5 Tips for Keeping Your Business Finances Secure in the Age of the Internet
By Robert Gloer
The Internet has its tenterhooks into everything. Large businesses have IT Departments that use sophisticated techniques to keep their data safe, but if you run a small business, you probably have limited technical resources. Still, there is a lot you can do to secure your financial data, and it’s a really good idea to do just that. Hackers can steal your data or drop malware into your website. In some cases, you may have to pay ransom to get your website working again. Here are five tips to help keep your business data secure:
Secure your network:
You need to be able to discourage hackers while maintaining the functionality you need to do your business.
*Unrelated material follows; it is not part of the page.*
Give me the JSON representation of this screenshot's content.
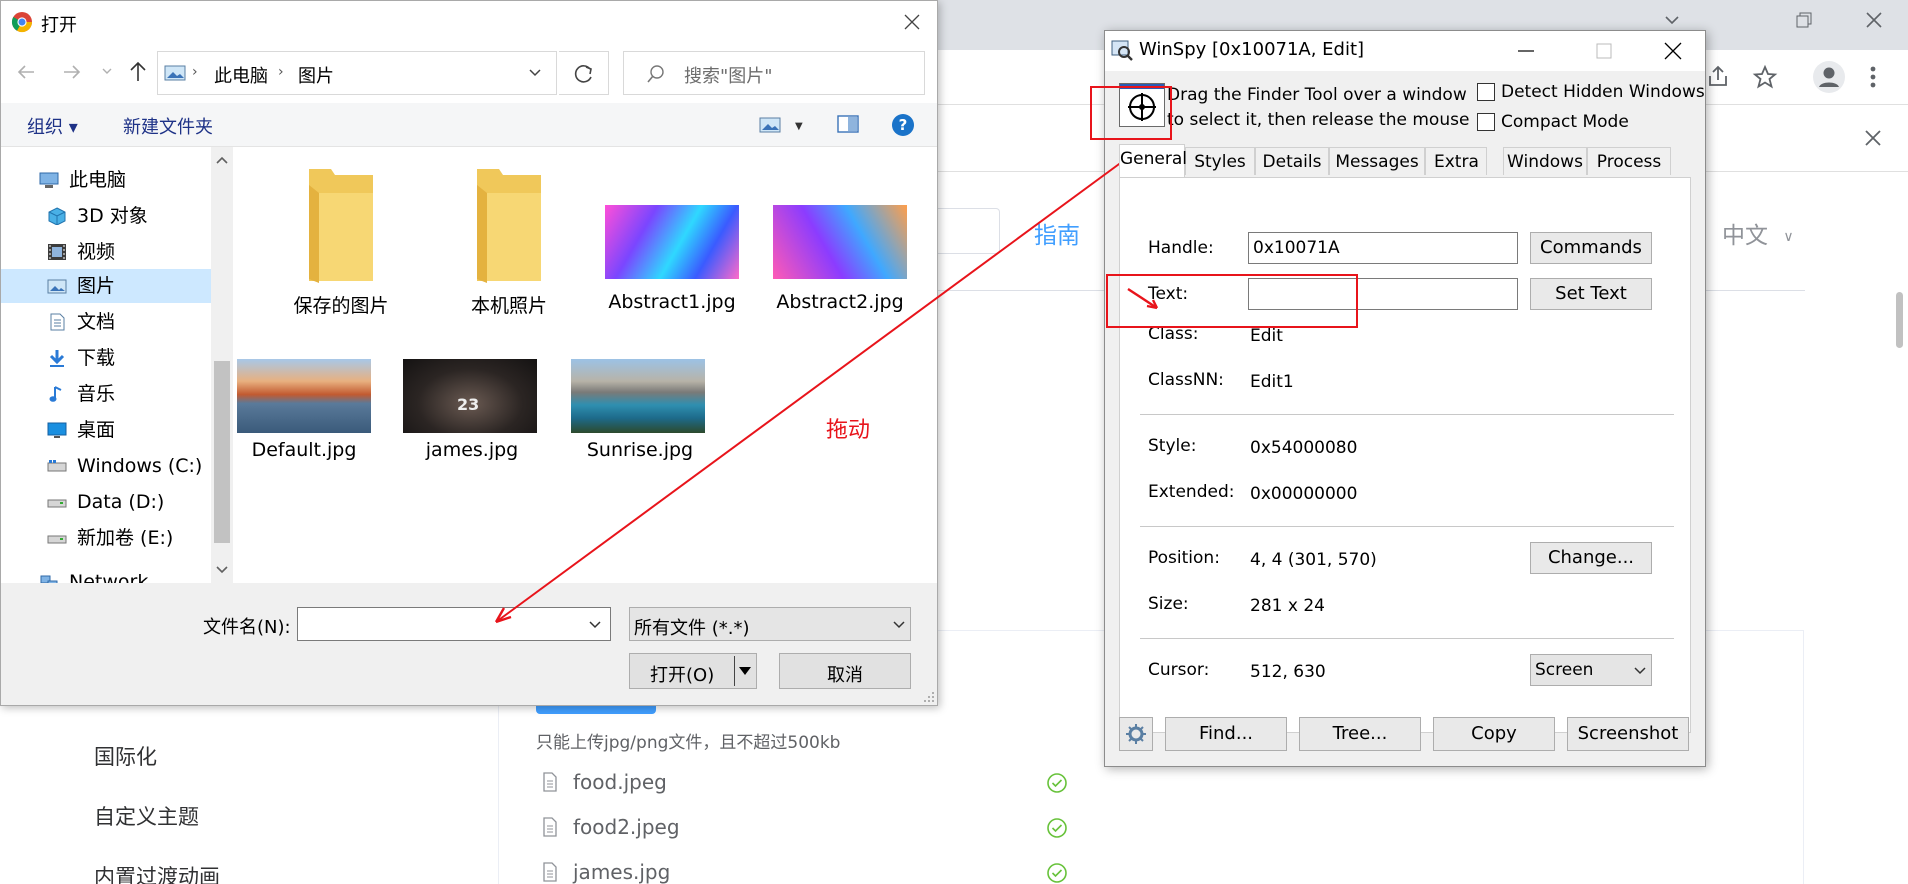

Your WiFi must be encrypted and password protected. Hackers often do mischief by packaging malware within comments or email they send to your website. You need a physical or site-level firewall to control access, and a continually executing malware identification and removal program to keep out Trojan horses, spam links and so forth. If you use a commercial webhost like GoDaddy, review your security status and upgrade it where necessary.
Control your online purchases:
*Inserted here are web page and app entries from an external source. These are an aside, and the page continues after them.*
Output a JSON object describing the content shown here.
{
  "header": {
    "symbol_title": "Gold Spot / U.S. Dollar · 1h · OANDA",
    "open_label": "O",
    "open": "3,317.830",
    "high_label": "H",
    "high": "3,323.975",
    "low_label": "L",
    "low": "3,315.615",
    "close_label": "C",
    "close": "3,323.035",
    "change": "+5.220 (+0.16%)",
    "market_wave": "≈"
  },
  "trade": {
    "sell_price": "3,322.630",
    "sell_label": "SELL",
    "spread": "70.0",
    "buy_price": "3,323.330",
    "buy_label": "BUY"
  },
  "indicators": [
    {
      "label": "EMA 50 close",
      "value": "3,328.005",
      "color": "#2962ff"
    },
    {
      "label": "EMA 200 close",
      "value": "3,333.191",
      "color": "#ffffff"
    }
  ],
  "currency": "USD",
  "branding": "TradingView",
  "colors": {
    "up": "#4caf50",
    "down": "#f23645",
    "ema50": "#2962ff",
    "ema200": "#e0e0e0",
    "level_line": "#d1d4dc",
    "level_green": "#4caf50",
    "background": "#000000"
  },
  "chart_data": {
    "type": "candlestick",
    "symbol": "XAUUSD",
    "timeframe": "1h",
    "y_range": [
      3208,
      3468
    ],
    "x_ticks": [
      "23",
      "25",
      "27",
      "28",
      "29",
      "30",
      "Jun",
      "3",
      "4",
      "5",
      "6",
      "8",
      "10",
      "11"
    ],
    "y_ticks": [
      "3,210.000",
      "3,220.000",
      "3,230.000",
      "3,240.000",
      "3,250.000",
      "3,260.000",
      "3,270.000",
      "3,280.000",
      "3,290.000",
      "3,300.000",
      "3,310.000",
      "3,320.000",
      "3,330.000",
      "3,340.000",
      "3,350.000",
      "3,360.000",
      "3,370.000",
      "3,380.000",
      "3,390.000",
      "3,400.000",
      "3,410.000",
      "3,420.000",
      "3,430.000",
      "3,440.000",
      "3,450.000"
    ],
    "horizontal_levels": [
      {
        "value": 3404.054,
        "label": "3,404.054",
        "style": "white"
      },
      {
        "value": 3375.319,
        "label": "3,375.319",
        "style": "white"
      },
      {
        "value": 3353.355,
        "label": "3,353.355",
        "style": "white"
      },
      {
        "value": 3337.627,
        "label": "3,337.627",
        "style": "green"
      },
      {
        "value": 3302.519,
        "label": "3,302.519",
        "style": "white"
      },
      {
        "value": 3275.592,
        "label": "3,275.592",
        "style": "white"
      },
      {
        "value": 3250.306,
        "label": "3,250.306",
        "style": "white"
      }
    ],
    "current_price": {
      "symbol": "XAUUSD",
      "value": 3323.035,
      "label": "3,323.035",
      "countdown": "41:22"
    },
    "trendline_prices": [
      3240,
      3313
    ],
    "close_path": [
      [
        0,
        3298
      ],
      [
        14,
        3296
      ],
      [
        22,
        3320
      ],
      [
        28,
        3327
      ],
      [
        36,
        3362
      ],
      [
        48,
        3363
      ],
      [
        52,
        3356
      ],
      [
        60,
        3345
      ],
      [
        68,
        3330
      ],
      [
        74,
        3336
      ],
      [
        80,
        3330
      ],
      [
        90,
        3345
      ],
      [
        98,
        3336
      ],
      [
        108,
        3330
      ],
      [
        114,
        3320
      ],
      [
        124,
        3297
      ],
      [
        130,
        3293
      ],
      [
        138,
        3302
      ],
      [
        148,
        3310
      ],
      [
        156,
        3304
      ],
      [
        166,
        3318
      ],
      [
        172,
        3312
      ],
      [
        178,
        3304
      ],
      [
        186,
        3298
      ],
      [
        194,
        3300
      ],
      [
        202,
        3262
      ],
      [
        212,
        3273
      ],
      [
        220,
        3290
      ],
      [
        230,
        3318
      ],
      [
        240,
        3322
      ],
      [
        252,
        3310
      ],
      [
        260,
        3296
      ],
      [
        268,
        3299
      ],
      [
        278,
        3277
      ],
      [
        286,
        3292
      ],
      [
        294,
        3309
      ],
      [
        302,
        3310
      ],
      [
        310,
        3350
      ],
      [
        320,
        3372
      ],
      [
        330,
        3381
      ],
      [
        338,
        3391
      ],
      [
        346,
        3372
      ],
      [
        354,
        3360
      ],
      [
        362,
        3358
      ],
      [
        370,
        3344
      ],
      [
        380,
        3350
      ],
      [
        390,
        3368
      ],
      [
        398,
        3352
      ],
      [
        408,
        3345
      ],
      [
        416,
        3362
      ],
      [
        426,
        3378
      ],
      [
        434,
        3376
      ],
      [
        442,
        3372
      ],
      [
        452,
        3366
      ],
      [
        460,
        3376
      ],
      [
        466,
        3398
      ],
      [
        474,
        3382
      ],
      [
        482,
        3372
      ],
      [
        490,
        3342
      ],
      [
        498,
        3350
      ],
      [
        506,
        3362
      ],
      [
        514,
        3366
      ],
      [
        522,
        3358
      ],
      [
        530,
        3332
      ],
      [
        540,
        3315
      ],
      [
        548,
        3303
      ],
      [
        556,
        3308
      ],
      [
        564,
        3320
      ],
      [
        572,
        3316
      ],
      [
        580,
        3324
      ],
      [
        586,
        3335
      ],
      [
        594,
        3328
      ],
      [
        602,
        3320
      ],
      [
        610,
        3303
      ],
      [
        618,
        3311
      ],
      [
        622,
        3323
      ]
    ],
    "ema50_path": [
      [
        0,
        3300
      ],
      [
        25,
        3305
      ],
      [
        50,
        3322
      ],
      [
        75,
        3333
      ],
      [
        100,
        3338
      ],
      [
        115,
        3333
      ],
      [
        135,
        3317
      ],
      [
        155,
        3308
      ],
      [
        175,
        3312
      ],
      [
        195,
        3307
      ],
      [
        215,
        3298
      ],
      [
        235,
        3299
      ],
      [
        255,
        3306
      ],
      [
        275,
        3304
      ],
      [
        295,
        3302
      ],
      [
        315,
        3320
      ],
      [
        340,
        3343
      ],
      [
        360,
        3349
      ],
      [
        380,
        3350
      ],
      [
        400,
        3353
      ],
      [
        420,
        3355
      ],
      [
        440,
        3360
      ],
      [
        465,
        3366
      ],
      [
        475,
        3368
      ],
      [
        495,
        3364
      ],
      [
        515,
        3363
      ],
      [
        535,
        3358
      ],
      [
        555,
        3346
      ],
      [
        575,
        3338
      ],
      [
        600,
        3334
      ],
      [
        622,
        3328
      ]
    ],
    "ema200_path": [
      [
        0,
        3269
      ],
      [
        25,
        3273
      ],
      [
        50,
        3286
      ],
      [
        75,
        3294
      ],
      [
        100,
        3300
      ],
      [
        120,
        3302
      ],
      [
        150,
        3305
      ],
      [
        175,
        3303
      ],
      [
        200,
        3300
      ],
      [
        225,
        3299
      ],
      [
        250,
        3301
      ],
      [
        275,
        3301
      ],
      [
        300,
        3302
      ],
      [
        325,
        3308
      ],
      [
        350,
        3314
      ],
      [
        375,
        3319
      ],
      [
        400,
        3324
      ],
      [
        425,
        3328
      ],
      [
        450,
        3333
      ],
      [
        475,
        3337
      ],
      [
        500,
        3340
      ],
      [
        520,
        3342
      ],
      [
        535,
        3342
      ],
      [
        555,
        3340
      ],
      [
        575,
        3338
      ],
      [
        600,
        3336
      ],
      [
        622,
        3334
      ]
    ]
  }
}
If you purchase from an insecure site, there is a chance the data will be intercepted or otherwise misused. You might not have a fancy purchasing department, but you can set some rules regarding who you purchase from. Only purchase from trusted sites – ones you’ve dealt with in the past, or, if a new site, one that uses a reputable payment processor, like Google Checkout or PayPal. Always ensure you see the padlock icon on your browser to verify you are looking at a safe page.
Monitor your credit report:
Your business’ credit report will tip you off right away to fishy transactions. You should make arrangements to get fresh copies of your credit reports at least once a month. It’s worth the money. When you receive them, check them over for hinky items that may indicate identity theft. If you find these, contact your bank, the credit card issuer (if applicable) and the credit bureau right ways. You might also need to change account numbers and passwords.
Be careful with your email:
Phishing is big business and the crooks are getting better at it all the time. Your email provider is your first line of defense, alerting you to suspicious email and quarantining it in a spam inbox. Beware emails that ask you to click a link to fix some problem or claim a reward – it’s probably a ruse to load malware onto your computer or direct you to a malicious website. Never include private information, such as account numbers or tax ids, in your emails. If you get an email from a supposedly trusted source asking you to take some action, do not respond to the email. Instead, contact the company by phone or separate email to verify the situation.
Set banking alerts:
You should closely monitor your business checking account for suspicious activity. If you use a program like QuickBooks, download and review your transactions daily. Go to the full article.